_Your task:_ Look through the records, and whenever a line includes the word "Segmentation", copy it.

Component data from apps and pages
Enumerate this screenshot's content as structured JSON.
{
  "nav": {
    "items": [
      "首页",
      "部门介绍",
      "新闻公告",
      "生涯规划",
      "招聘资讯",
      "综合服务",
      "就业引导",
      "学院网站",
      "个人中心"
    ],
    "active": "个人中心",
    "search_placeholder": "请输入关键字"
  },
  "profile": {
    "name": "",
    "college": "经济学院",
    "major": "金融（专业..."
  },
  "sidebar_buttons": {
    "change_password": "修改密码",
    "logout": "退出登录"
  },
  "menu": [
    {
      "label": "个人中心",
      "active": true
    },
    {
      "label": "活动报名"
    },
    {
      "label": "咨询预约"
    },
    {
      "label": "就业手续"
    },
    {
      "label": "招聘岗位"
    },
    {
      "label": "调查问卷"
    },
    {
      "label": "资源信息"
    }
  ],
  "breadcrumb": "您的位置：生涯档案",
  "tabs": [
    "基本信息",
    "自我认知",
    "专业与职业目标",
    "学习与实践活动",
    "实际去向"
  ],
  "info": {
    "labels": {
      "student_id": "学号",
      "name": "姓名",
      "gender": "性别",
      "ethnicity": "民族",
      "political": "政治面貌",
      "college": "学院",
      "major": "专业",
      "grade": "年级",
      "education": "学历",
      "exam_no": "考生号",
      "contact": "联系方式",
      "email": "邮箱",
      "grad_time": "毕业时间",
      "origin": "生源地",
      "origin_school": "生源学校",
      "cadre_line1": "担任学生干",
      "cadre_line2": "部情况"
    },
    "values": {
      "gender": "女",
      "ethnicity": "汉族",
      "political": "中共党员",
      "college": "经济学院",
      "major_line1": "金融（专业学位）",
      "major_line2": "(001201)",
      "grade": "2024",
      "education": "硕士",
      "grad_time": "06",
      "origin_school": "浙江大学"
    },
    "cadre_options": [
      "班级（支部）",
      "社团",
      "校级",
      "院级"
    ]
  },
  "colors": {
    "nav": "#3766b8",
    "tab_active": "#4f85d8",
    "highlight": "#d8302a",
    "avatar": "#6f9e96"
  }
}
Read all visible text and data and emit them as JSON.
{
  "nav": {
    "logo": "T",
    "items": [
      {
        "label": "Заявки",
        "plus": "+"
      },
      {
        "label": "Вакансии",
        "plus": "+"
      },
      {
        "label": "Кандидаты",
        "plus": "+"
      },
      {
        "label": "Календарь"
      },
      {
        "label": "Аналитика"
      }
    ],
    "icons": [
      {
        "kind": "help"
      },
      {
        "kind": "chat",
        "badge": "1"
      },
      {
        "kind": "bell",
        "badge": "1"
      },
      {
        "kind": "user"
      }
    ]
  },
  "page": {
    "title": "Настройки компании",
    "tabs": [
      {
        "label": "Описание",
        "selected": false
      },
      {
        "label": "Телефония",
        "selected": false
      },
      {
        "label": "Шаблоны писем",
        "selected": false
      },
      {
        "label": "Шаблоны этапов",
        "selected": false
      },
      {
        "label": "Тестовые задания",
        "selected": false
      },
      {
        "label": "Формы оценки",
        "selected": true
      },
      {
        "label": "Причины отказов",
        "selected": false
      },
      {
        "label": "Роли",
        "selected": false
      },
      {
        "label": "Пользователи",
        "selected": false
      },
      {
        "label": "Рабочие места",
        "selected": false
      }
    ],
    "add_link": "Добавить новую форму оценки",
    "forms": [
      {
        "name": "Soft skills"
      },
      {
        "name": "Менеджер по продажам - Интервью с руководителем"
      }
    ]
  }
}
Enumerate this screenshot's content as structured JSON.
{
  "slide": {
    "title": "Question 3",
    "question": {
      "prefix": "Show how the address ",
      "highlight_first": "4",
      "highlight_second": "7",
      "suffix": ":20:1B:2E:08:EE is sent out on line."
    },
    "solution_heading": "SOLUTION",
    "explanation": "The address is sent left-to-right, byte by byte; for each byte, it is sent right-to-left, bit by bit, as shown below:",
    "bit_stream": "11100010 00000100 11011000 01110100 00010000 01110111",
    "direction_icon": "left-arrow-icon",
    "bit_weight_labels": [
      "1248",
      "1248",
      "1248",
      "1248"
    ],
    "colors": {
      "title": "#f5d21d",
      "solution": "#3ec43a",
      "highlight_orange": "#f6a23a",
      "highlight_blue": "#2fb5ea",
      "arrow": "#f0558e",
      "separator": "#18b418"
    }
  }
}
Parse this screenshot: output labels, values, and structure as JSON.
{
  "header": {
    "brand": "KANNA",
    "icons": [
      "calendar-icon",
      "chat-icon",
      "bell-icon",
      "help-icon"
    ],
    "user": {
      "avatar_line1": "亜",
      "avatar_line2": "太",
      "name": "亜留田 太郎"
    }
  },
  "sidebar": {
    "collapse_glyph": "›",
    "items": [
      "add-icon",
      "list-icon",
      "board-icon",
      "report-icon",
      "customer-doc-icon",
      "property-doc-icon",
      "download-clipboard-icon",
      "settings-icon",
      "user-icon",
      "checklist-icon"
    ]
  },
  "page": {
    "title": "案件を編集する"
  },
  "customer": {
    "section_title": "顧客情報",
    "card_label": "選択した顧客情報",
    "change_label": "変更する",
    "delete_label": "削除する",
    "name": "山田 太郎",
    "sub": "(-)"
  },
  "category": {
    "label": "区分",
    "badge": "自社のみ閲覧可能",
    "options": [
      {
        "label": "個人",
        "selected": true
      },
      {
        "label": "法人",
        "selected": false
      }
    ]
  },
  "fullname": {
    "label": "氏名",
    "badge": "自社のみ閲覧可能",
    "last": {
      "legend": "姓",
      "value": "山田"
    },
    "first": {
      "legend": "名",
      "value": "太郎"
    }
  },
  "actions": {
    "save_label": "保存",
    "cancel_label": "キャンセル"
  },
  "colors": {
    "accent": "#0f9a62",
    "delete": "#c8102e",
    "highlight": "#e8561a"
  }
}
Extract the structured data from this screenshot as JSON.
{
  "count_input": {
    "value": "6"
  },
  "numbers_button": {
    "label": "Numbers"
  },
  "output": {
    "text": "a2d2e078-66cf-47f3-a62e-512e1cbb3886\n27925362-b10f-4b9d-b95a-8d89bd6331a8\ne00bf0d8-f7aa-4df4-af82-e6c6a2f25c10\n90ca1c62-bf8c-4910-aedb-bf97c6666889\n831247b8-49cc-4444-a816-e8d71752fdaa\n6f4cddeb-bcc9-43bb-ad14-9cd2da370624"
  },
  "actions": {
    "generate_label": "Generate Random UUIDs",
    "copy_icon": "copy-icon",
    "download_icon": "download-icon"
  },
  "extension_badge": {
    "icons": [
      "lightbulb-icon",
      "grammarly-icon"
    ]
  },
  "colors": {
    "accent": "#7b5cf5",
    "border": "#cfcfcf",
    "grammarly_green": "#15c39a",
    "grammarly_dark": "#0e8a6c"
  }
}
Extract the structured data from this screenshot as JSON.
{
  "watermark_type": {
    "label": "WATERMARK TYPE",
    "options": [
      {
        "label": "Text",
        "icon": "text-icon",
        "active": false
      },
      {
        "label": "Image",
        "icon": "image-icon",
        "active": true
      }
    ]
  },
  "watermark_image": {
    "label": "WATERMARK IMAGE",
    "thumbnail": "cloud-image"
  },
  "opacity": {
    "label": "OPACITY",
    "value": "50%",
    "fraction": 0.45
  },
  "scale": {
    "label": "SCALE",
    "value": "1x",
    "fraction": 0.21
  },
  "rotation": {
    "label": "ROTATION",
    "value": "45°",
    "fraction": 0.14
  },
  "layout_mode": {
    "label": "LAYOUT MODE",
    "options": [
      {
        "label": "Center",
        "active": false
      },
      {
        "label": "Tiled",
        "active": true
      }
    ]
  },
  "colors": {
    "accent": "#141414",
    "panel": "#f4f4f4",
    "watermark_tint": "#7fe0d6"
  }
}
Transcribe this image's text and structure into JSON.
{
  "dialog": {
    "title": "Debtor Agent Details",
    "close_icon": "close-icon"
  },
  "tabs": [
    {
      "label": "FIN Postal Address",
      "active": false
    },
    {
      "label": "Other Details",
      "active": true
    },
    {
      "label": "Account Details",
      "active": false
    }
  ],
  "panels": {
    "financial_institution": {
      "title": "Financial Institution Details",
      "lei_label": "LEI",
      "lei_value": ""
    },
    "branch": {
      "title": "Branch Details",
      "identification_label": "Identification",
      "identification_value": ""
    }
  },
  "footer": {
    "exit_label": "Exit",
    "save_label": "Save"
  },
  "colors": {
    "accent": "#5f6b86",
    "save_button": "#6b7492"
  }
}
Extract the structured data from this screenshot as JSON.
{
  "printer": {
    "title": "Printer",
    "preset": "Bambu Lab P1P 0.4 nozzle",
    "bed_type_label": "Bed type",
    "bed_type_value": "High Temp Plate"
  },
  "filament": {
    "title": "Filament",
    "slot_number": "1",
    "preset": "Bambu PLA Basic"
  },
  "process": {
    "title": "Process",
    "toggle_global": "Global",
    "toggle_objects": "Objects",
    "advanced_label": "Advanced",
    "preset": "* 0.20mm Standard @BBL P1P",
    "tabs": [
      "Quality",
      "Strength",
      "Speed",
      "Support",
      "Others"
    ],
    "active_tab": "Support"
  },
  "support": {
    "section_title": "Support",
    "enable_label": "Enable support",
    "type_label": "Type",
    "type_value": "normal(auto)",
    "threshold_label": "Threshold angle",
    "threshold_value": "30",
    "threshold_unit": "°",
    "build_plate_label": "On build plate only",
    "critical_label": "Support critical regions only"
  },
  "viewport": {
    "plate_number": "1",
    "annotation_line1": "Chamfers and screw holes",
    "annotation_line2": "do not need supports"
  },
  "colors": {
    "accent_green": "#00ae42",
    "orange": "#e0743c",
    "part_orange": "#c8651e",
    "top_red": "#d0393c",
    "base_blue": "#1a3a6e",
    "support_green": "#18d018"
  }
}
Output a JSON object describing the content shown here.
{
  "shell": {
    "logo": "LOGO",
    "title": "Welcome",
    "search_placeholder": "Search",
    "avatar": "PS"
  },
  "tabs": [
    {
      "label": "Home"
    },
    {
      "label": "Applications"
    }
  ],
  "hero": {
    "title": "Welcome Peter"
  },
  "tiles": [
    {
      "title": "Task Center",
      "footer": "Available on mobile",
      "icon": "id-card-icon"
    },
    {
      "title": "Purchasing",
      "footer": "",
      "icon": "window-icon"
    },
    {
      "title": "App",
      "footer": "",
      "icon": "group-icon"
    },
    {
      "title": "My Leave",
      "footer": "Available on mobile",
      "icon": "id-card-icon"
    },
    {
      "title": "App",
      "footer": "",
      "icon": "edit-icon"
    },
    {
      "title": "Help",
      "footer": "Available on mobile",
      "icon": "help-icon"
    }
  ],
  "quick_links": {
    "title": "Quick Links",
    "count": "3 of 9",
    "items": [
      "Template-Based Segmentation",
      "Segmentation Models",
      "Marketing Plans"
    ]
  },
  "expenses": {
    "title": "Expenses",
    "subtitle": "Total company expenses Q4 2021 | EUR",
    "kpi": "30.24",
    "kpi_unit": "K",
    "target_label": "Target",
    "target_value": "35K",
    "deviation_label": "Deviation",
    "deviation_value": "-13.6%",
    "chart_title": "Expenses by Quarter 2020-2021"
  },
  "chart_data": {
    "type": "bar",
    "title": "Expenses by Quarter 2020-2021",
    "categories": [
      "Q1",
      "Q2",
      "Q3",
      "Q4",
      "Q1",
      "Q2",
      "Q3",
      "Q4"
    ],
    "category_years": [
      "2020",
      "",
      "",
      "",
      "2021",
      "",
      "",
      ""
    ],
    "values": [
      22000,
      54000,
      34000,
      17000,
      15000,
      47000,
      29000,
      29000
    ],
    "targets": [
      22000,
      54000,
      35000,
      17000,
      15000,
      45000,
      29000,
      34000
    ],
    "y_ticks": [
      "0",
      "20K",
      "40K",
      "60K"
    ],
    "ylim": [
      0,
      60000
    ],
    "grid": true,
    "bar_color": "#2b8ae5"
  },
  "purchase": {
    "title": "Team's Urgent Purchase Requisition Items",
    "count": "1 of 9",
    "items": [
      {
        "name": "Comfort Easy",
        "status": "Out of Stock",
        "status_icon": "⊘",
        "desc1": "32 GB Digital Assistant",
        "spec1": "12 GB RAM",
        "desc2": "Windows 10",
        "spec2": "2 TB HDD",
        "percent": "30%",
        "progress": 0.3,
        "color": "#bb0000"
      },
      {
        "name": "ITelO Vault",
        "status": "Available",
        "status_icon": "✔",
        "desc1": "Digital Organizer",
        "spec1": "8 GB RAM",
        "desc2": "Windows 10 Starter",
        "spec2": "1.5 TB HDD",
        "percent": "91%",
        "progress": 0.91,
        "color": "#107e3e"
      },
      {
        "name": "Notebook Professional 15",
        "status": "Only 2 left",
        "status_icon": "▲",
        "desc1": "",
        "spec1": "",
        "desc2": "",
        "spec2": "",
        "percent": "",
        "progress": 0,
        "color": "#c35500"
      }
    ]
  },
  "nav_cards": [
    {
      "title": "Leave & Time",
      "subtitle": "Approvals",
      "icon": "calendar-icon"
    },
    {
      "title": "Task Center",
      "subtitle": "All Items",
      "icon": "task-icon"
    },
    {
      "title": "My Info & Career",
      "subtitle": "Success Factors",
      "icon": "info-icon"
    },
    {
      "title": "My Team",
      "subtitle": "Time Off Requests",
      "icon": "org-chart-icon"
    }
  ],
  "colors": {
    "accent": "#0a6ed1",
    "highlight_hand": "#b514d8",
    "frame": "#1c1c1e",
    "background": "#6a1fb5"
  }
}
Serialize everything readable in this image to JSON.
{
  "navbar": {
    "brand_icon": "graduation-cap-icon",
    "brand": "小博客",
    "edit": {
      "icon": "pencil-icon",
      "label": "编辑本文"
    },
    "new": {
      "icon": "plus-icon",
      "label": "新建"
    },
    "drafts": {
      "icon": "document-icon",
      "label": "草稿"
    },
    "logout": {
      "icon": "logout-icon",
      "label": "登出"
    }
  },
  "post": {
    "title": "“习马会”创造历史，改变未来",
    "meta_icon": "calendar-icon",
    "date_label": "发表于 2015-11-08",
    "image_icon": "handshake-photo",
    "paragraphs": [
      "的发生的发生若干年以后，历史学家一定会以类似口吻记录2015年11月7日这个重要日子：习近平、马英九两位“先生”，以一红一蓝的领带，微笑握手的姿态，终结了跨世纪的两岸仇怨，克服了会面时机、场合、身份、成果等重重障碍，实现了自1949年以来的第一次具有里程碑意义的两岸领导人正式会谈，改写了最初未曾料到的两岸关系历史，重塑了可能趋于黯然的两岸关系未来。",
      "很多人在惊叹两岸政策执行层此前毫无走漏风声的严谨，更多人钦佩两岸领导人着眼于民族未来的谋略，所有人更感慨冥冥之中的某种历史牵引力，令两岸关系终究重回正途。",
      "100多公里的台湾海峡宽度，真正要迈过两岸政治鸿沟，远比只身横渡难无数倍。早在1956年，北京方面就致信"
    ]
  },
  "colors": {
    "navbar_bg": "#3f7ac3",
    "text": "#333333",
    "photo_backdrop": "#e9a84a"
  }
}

_Answer space:_
      "Template-Based Segmentation",
      "Segmentation Models",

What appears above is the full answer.